* **Excerpted records**:
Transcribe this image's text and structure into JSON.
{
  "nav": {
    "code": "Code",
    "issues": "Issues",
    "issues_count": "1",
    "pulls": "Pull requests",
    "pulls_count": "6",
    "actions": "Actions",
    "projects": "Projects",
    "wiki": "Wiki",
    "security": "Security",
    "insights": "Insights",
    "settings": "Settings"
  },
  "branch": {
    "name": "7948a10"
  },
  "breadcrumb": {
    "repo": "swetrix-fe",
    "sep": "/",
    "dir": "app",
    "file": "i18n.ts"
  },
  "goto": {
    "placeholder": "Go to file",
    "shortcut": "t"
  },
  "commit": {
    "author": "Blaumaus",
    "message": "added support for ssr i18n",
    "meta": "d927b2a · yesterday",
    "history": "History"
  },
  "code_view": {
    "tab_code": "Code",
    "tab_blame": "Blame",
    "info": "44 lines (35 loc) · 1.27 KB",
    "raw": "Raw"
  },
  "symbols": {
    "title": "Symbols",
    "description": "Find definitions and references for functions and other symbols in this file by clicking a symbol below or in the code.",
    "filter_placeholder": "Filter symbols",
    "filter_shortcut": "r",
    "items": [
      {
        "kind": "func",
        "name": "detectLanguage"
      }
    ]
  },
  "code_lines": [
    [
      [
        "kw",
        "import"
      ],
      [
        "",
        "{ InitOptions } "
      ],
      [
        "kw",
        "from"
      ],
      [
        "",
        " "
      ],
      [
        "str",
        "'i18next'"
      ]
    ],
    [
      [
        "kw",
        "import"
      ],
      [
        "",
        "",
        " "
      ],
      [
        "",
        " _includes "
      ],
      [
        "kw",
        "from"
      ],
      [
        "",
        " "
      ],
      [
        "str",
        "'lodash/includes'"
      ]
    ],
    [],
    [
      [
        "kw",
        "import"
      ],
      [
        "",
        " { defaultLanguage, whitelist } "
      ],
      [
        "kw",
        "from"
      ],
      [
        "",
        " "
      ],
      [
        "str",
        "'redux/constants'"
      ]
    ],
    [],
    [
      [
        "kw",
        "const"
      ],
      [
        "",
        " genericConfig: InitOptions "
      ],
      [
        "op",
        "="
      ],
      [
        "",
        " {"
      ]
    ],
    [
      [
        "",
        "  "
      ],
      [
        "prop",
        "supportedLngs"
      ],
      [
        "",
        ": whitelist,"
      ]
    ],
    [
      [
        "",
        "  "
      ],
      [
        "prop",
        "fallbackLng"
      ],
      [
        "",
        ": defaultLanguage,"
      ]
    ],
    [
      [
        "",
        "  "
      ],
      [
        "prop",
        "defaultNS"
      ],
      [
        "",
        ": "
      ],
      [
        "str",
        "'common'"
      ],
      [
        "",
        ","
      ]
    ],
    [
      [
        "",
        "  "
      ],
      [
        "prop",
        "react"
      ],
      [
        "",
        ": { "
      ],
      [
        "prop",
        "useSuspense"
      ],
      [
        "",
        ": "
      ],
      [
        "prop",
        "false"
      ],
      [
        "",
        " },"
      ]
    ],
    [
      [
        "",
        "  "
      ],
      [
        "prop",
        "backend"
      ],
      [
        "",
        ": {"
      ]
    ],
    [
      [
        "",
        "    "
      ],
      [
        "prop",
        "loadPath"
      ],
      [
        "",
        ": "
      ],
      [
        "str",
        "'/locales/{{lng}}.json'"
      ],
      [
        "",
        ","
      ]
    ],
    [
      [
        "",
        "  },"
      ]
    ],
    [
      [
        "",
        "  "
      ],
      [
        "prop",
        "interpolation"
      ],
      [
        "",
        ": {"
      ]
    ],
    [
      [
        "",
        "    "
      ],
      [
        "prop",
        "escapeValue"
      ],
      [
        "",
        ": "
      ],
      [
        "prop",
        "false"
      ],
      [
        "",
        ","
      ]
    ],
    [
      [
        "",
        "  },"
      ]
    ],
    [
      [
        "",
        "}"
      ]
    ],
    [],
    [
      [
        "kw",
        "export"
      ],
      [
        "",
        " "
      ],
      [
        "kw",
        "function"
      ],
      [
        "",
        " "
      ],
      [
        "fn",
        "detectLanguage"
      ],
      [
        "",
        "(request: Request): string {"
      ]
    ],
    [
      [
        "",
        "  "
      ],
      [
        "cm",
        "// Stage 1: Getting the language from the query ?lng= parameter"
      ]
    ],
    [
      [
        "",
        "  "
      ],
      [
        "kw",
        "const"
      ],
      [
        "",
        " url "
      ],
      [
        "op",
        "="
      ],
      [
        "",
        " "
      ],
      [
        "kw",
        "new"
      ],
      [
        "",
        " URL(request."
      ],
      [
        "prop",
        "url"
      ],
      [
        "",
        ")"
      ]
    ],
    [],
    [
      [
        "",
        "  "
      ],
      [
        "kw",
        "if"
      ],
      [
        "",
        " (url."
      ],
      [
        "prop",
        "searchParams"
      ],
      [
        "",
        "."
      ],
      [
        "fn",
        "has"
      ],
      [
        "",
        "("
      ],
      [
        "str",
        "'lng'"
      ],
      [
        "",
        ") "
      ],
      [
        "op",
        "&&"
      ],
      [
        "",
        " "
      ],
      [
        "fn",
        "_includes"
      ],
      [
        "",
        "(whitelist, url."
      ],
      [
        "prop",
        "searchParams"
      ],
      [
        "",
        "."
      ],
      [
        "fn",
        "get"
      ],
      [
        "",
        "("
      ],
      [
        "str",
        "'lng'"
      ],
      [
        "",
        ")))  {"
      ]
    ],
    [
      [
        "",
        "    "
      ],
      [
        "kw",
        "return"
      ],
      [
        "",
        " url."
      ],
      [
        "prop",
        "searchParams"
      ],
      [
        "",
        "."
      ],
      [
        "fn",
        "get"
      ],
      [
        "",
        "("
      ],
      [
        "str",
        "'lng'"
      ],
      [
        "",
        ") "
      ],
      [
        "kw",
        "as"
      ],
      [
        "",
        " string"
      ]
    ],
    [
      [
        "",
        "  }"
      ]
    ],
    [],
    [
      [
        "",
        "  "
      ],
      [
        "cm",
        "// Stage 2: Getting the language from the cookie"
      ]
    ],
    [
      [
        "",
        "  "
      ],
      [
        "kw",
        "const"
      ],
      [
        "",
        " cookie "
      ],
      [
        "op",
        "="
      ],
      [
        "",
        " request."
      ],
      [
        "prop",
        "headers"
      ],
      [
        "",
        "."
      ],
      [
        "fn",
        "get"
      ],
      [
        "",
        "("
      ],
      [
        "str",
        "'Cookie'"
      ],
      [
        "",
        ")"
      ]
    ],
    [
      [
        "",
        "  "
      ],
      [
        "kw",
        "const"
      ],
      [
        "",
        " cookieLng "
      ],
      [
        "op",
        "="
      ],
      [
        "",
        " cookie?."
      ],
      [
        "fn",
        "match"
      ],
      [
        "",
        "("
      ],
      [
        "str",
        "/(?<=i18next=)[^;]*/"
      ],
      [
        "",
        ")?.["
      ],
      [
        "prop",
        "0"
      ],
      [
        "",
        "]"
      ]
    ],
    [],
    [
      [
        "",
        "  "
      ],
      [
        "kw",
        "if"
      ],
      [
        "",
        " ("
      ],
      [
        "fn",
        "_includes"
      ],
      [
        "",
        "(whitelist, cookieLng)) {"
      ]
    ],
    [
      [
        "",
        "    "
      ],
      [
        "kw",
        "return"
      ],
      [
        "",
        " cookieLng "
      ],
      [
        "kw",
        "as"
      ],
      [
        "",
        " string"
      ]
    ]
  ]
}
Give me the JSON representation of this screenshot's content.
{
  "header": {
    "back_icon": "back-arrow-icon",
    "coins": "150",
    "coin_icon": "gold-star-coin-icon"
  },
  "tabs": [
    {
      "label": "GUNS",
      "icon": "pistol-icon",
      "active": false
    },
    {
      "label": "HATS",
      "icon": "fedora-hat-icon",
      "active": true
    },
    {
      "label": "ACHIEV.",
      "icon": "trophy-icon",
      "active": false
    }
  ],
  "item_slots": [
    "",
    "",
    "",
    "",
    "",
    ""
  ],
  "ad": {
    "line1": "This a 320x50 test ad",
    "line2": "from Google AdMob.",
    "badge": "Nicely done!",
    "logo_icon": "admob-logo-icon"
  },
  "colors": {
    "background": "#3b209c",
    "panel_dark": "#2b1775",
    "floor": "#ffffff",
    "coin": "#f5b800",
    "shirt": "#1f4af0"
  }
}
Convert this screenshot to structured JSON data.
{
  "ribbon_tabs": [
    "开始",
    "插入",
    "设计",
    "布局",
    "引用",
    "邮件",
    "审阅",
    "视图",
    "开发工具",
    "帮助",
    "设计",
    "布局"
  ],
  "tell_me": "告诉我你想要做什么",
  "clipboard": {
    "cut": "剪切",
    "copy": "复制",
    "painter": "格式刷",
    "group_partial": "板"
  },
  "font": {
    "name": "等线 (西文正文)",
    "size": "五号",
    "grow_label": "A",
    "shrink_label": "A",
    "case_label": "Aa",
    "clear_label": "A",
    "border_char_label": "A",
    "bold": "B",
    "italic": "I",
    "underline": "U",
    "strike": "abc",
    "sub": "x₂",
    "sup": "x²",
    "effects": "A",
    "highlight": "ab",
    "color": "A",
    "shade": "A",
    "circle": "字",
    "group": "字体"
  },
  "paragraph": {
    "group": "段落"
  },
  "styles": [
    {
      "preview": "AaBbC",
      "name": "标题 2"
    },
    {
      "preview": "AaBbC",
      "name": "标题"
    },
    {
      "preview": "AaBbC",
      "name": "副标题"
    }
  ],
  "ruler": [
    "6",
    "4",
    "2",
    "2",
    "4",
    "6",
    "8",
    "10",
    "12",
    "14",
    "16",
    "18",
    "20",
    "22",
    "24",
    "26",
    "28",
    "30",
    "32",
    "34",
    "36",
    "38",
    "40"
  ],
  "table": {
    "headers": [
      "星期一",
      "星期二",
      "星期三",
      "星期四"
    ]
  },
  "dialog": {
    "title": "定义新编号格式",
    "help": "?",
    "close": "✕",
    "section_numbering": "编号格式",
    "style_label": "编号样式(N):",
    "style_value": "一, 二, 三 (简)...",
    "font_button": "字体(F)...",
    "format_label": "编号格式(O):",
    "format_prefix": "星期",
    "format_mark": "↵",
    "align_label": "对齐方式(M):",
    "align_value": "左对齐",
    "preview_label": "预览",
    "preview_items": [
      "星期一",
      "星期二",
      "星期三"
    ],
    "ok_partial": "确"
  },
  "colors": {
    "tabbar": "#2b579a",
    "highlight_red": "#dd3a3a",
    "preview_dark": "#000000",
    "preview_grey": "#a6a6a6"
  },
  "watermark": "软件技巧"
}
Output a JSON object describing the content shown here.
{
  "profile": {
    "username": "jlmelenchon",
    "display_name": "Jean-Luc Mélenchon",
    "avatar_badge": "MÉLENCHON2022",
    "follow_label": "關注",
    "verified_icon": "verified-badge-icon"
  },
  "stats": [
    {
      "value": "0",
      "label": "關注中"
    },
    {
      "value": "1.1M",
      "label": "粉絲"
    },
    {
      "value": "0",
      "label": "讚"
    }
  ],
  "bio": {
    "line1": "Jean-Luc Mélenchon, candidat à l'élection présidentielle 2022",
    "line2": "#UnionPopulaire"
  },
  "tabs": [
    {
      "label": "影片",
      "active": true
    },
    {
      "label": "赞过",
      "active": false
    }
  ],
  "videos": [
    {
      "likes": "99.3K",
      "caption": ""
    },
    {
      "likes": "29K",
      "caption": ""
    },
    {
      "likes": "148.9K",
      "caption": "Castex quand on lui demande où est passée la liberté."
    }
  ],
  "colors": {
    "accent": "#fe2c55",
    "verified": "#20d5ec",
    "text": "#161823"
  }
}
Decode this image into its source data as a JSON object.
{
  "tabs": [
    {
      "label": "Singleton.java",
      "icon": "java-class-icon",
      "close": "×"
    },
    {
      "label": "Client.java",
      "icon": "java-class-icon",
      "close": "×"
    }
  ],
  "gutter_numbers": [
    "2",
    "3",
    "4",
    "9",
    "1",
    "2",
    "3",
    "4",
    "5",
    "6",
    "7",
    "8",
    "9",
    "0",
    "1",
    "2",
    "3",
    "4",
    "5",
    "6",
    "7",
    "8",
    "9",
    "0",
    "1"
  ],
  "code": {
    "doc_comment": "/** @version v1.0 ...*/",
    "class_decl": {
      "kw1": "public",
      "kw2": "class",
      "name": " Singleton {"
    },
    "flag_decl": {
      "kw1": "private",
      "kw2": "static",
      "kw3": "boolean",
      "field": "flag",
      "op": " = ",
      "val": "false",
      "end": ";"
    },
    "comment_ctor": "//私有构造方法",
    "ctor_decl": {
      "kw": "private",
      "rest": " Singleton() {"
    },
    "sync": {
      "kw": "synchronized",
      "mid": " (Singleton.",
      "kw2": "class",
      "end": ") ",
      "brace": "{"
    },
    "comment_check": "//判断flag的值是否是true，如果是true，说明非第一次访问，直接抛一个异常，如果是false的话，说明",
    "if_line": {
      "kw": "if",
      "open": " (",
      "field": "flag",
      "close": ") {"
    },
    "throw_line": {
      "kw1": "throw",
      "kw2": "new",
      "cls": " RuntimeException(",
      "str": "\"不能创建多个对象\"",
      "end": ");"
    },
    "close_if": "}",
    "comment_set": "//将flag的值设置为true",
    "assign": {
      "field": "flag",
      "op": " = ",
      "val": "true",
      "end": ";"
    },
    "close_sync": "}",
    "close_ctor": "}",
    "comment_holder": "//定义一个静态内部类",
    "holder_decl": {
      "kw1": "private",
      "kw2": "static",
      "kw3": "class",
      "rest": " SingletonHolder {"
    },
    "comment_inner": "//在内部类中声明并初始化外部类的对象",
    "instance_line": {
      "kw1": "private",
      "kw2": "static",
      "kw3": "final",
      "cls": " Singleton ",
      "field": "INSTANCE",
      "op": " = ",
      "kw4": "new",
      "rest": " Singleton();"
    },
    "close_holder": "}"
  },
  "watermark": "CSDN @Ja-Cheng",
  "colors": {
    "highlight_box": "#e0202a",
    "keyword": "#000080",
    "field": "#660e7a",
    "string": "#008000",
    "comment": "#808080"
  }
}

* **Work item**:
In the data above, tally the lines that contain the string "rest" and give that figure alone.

* **Result for this exercise**:
3